Fundamentals of Satellite Navigation

Fundamentals of Satellite Navigation

The rapid development in the aerospace field resulted in first attempts to set up Global Navigation Satellite Systems (GNSS) in the late 1970s and mid-1980s. At the beginning, the need for such global navigation systems was exclusively of a military nature. However, over the years, these systems have gained increasing importance in the civil arena, too, and now we cannot imagine doing without them in everyday life.

The functional principle of satellite navigation consists essentially in measuring signal propagation delays. For a high-precision position determination in three-dimensional space, only three fixed reference points are required. In satellite navigation, the different satellites serve as reference points. Additionally, the satellite orbits as well as a common reference period are needed. To determine the latter, a fourth satellite is used. The exact position of the receiver at the time of measurement can be deduced from the current satellite position and the signal propagation delays (slant ranges) (see figure below).


General Functional Principle of Satellite Navigation

However, position accuracy depends directly upon the respective satellite geometry. This  means that, if satellites are situated too close to each other, angular resolution deteriorates which, in turn, causes a greater positional error. For this reason, the positioning space of satellites should be very large.

To be able to make a statement about the current quality of a satellite geometry, the Dilution of Precision (DOP) is determined. These are parameters which, multiplied by the measuring accuracy, yield the current positional accuracy at the time of measurement. A DOP of one thus corresponds to optimal accuracy.

Apart from the respective satellite geometry, there are other factors affecting the measuring accuracy; these are briefly outlined below.

   •    Disturbance of the navigation signal by the ionosphere – This atmospheric influence causes an extension of the signal’s runtime.  Since it is frequency dependant, it can be compensated in the receiver by using two frequencies. This disturbance is dominant.

   •   Disturbance of the navigation signal by the troposphere – This atmospheric influence causes an extension of the signal runtime and is especially dependent on temperature and humidity. Models for compensation in the receiver are available.

   •   Disturbance of signal reception due to multipath – This disturbance is caused by reflections of the navigation signal in the environment of the receiver.

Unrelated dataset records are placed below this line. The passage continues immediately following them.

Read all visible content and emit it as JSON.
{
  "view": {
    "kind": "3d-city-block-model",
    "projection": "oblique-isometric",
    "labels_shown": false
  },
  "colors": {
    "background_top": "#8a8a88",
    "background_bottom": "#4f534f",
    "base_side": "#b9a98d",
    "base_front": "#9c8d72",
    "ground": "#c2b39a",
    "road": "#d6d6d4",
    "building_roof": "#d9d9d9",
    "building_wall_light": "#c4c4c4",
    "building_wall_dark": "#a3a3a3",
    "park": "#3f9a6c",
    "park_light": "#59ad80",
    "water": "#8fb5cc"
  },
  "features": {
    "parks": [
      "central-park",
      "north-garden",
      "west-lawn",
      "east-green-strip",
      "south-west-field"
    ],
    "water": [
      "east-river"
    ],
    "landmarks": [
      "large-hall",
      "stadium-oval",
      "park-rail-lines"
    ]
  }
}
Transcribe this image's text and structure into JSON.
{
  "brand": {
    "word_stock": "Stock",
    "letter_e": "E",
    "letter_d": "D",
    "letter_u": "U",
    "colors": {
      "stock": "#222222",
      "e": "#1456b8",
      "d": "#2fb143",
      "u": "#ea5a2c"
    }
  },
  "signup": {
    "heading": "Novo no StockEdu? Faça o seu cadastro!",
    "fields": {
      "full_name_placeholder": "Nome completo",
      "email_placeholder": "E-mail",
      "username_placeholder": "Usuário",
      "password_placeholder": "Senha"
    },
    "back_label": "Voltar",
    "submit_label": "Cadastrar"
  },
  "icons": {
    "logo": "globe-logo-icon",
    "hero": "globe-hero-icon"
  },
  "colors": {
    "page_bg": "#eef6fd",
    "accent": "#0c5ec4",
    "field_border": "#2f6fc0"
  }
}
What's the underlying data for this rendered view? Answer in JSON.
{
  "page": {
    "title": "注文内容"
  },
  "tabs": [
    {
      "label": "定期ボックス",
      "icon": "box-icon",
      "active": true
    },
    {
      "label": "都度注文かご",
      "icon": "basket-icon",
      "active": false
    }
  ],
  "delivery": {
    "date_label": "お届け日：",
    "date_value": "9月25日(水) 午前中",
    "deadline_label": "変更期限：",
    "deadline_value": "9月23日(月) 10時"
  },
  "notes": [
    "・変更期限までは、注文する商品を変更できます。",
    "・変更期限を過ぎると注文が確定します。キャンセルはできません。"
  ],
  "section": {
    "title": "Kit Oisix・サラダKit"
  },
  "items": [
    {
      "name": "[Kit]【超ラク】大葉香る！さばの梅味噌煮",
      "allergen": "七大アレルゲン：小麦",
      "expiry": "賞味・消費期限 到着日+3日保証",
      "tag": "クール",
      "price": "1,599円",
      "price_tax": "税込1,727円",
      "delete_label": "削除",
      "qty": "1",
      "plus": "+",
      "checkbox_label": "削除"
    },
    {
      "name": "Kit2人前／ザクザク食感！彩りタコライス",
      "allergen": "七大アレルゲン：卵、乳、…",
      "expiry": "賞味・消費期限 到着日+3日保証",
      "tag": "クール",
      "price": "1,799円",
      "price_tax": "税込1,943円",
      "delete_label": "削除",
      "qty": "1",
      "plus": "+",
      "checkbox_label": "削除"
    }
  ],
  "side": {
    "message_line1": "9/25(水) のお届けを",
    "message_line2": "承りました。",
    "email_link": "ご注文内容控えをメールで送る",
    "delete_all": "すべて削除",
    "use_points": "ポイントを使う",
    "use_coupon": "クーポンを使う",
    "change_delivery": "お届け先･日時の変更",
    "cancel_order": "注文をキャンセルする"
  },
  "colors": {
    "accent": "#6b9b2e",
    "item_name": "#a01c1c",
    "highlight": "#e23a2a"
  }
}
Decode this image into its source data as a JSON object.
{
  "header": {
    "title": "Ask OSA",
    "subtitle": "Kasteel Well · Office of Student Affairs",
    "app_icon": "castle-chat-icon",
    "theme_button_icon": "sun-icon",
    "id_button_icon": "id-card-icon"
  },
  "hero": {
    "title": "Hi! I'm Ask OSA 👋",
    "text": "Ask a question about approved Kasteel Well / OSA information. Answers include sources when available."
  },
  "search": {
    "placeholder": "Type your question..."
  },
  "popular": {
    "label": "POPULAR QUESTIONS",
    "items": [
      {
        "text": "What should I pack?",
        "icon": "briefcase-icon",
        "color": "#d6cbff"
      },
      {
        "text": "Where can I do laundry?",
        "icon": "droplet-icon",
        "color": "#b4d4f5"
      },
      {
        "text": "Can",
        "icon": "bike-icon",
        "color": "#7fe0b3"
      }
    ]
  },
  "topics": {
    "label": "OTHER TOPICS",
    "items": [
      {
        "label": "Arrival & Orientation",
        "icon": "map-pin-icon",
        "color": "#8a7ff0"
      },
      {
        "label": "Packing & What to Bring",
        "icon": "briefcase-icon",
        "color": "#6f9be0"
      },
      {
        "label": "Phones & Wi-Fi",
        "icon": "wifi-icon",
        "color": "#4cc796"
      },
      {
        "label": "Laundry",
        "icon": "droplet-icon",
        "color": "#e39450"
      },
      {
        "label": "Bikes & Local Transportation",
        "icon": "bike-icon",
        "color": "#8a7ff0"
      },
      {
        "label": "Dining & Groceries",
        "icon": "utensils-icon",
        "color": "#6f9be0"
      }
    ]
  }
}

This generates ambiguities which can, in extreme cases, cause position divergences up to 100 m (data valid for GPS). Modern receivers are able to identify such multipaths to a certain extent. However, strategies to compensate such influences are still part of scientific studies, like for instance at the German Aerospace Center (DLR).

•    Other disturbances like for instance receiver-sided noise and phase shift should be mentioned at this point.


Source: Skript Navigation I (Beyer/Wigger) TU Darmstadt